"The jury's verdict does not reflect merely the outcome of an artificial game of legal hot potato, but the valid and unrebutted possibility of race discrimination," Justice David G. Sills wrote.
The couple's attorney, Walter Greene Jr., said the ruling "ends a long and painful ordeal for these very decent people," according to September 2, 1994, Orange County Times.
The Greens sued in 1989 after they were turned down for a loan while trying to buy a $440,000 house in Coto de Caza. At the time, the Greens, who are both registered nurses, were living in Compton and earning more than $16,000 a month. Their attorney said the couple was more qualified than some white families who bought homes in the area.
"They were very concerned about safety, and they wanted to move to Coto de Caza," Greene said. "They worked 70 hours a week so they could get their dream home."
During the trial, attorneys for the mortgage company said the couple was denied a loan because of a poor credit history, not because of race. The company appealed, contending there was insufficient evidence to support the jury's findings. The company's attorneys could not be reached for comment.
Since filing their lawsuit, the Greens have bought a more expensive home in the same Coto de Caza neighborhood. Greene said his clients have opened their own medical clinic in South Central Los Angeles and are pleased with the appellate court ruling.

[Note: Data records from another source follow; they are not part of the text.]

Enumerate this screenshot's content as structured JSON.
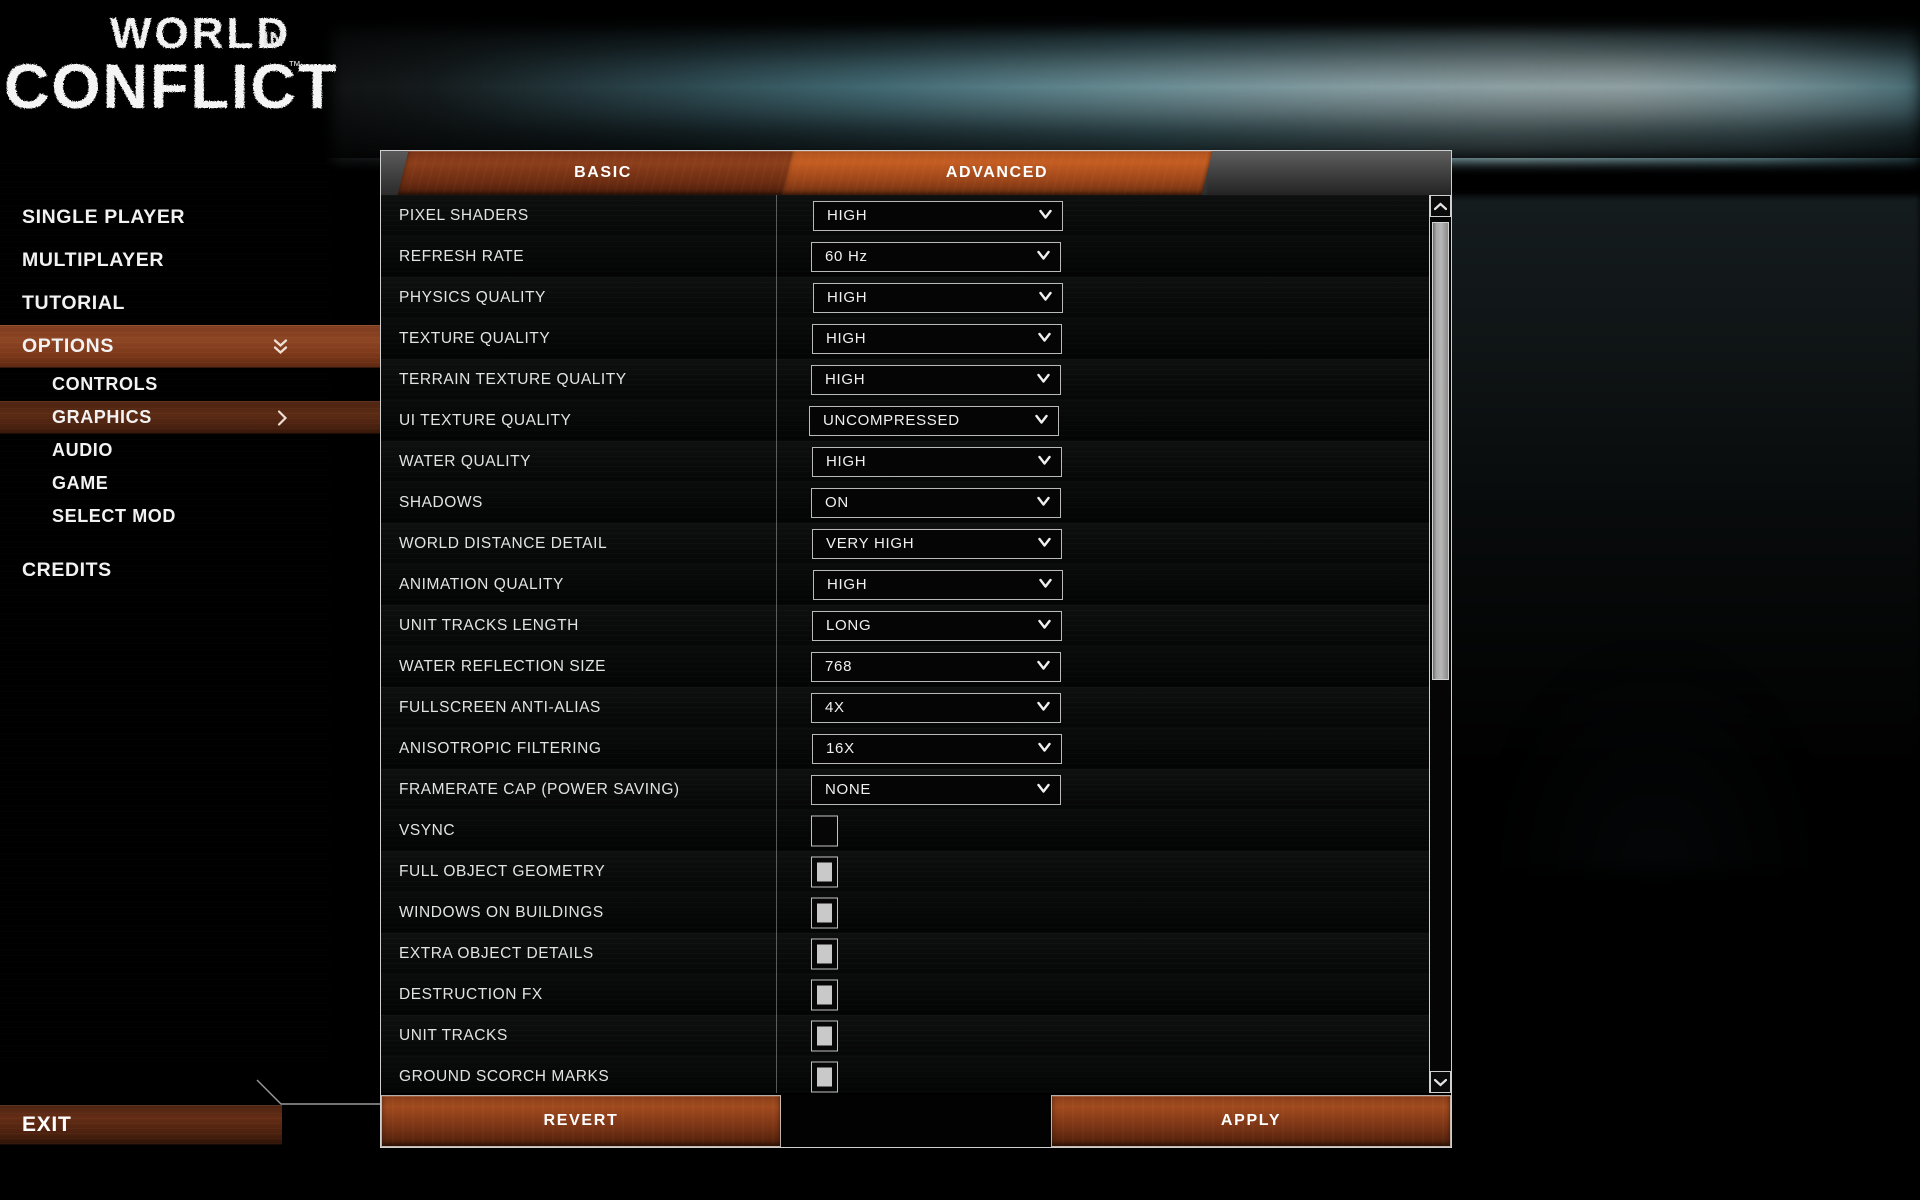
{
  "game": {
    "logo_line1": "WORLD",
    "logo_in": "IN",
    "logo_line2": "CONFLICT",
    "logo_tm": "™"
  },
  "colors": {
    "accent_orange": "#a14a1e",
    "accent_active_tab": "#c45d22",
    "accent_sidebar_active": "#8d4523",
    "accent_sidebar_sub": "#5c2b14",
    "panel_border": "#cfcfcf",
    "text": "#e8e8e8",
    "background": "#000000",
    "streak_cyan": "#b9f0fa"
  },
  "sidebar": {
    "items": [
      {
        "label": "SINGLE PLAYER",
        "level": "top",
        "state": "normal",
        "indicator": "none"
      },
      {
        "label": "MULTIPLAYER",
        "level": "top",
        "state": "normal",
        "indicator": "none"
      },
      {
        "label": "TUTORIAL",
        "level": "top",
        "state": "normal",
        "indicator": "none"
      },
      {
        "label": "OPTIONS",
        "level": "top",
        "state": "active",
        "indicator": "double-chevron-down"
      },
      {
        "label": "CONTROLS",
        "level": "sub",
        "state": "normal",
        "indicator": "none"
      },
      {
        "label": "GRAPHICS",
        "level": "sub",
        "state": "active-sub",
        "indicator": "chevron-right"
      },
      {
        "label": "AUDIO",
        "level": "sub",
        "state": "normal",
        "indicator": "none"
      },
      {
        "label": "GAME",
        "level": "sub",
        "state": "normal",
        "indicator": "none"
      },
      {
        "label": "SELECT MOD",
        "level": "sub",
        "state": "normal",
        "indicator": "none"
      },
      {
        "label": "CREDITS",
        "level": "top",
        "state": "normal",
        "indicator": "none"
      }
    ],
    "exit_label": "EXIT"
  },
  "tabs": [
    {
      "id": "basic",
      "label": "BASIC",
      "active": false
    },
    {
      "id": "advanced",
      "label": "ADVANCED",
      "active": true
    }
  ],
  "settings": [
    {
      "label": "PIXEL SHADERS",
      "type": "dropdown",
      "value": "HIGH"
    },
    {
      "label": "REFRESH RATE",
      "type": "dropdown",
      "value": "60 Hz"
    },
    {
      "label": "PHYSICS QUALITY",
      "type": "dropdown",
      "value": "HIGH"
    },
    {
      "label": "TEXTURE QUALITY",
      "type": "dropdown",
      "value": "HIGH"
    },
    {
      "label": "TERRAIN TEXTURE QUALITY",
      "type": "dropdown",
      "value": "HIGH"
    },
    {
      "label": "UI TEXTURE QUALITY",
      "type": "dropdown",
      "value": "UNCOMPRESSED"
    },
    {
      "label": "WATER QUALITY",
      "type": "dropdown",
      "value": "HIGH"
    },
    {
      "label": "SHADOWS",
      "type": "dropdown",
      "value": "ON"
    },
    {
      "label": "WORLD DISTANCE DETAIL",
      "type": "dropdown",
      "value": "VERY HIGH"
    },
    {
      "label": "ANIMATION QUALITY",
      "type": "dropdown",
      "value": "HIGH"
    },
    {
      "label": "UNIT TRACKS LENGTH",
      "type": "dropdown",
      "value": "LONG"
    },
    {
      "label": "WATER REFLECTION SIZE",
      "type": "dropdown",
      "value": "768"
    },
    {
      "label": "FULLSCREEN ANTI-ALIAS",
      "type": "dropdown",
      "value": "4X"
    },
    {
      "label": "ANISOTROPIC FILTERING",
      "type": "dropdown",
      "value": "16X"
    },
    {
      "label": "FRAMERATE CAP (POWER SAVING)",
      "type": "dropdown",
      "value": "NONE"
    },
    {
      "label": "VSYNC",
      "type": "checkbox",
      "checked": false
    },
    {
      "label": "FULL OBJECT GEOMETRY",
      "type": "checkbox",
      "checked": true
    },
    {
      "label": "WINDOWS ON BUILDINGS",
      "type": "checkbox",
      "checked": true
    },
    {
      "label": "EXTRA OBJECT DETAILS",
      "type": "checkbox",
      "checked": true
    },
    {
      "label": "DESTRUCTION FX",
      "type": "checkbox",
      "checked": true
    },
    {
      "label": "UNIT TRACKS",
      "type": "checkbox",
      "checked": true
    },
    {
      "label": "GROUND SCORCH MARKS",
      "type": "checkbox",
      "checked": true
    }
  ],
  "scrollbar": {
    "up_arrow": "chevron-up-icon",
    "down_arrow": "chevron-down-icon",
    "thumb_top_pct": 3,
    "thumb_height_pct": 51
  },
  "footer": {
    "revert_label": "REVERT",
    "apply_label": "APPLY"
  }
}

"It's good to see the system work as well as it did in this case," Greene said. "There's no question that the right party won. There was never any doubt in their minds that they were discriminated against."
Interest and attorney's fees could bring the award up to about $300,000, Greene said.
[Green v. Rancho Santa Margarita Mortgage Co., No. G013473, 1994 Cal. App. LEXIS 956 (Cal. App. 8-30-94)]